What role do you think corporations and corporate counsel have in abating the access to justice crisis? I think that corporations and corporate counsel – in conjunction with their Human Resource areas – can provide communications regarding volunteer and pro-bono legal services as well as offer legal service benefit plans to employees to assist them when they are in need. Education and communication are key to abating the access to justice crisis. Of course, financial funding and volunteering legal services is key as well.
What do you think is the greatest access to justice challenge in Maryland? This is a difficult question, but I think a basic lack of understanding of what remedies may be available and the potential implications of proceeding in certain matters without effective counsel.

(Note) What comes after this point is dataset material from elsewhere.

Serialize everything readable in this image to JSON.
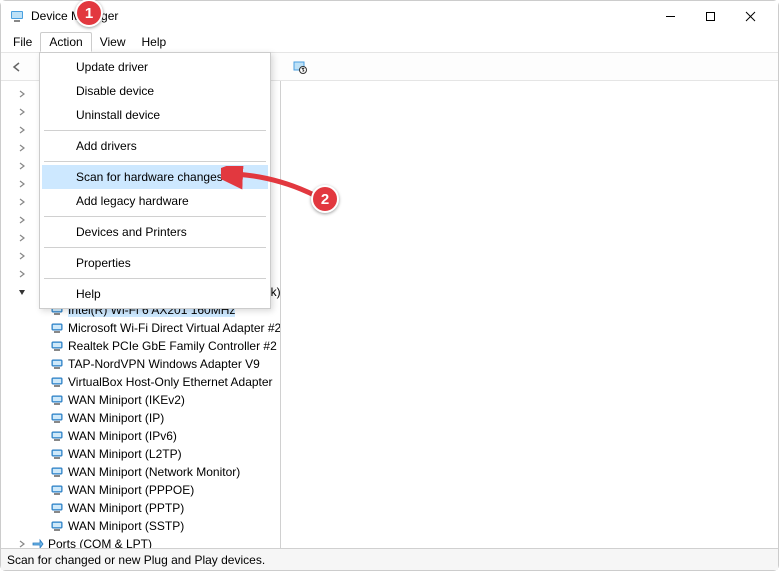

People may be denied protective orders or get evicted or deported, not because they did anything wrong, but because they don’t have an attorney.
What are your thoughts on the Access to Justice Commission’s partnership with the MSBA? This partnership is truly exciting as it provides a joint forum for what I said above is so needed in this area – communication, education, funding, volunteerism, etc. The Commission has worked with the MSBA and we have had excellent panel discussions at the last several Annual meetings in Ocean City. It provides an incredible opportunity for both organizations to be a greater force in tackling the ongoing issues of access to justice. We are incredibly grateful to the MSBA for this new partnership.
What’s one piece of advice that has stuck with you as you have navigated through your career? Wow, just one? Always be transparent and honest – and admit when you don’t know the answer – don’t make something up! You only have one reputation and once lost it’s nearly impossible to get back.
What advice do you have for young attorneys who are just starting out in the profession? The above advice is the first advice I give to young attorneys and law students when I meet with them. The old saying of “fake it to make it” is not applicable or appropriate in our profession. I tell them to learn as much as they can, ask as many questions as they want and be willing to put in the hours and time necessary. I then remind them that when I started in this field, there were no cell phones, computers, we had typewriters and one Westlaw and Lexis terminal in the firm library that you had to reserve time to use!
The legal profession is quite stressful. How do you maintain health and balance? It’s not always easy. I don’t get as much exercise as I would like, but I watch my diet carefully and spend time at the gym when I can. I also spend quiet time with family and friends and sneak away to the beach whenever possible!
What would you consider to be your greatest accomplishment? There’s no doubt that my family is my greatest accomplishment in my mind. My husband and I are blessed to have two wonderful accomplished children in their twenties – who actually still like to spend time with and talk to their parents! I’m also quite proud of the fact that I am the first female General Counsel and of my 30 years of company tenure.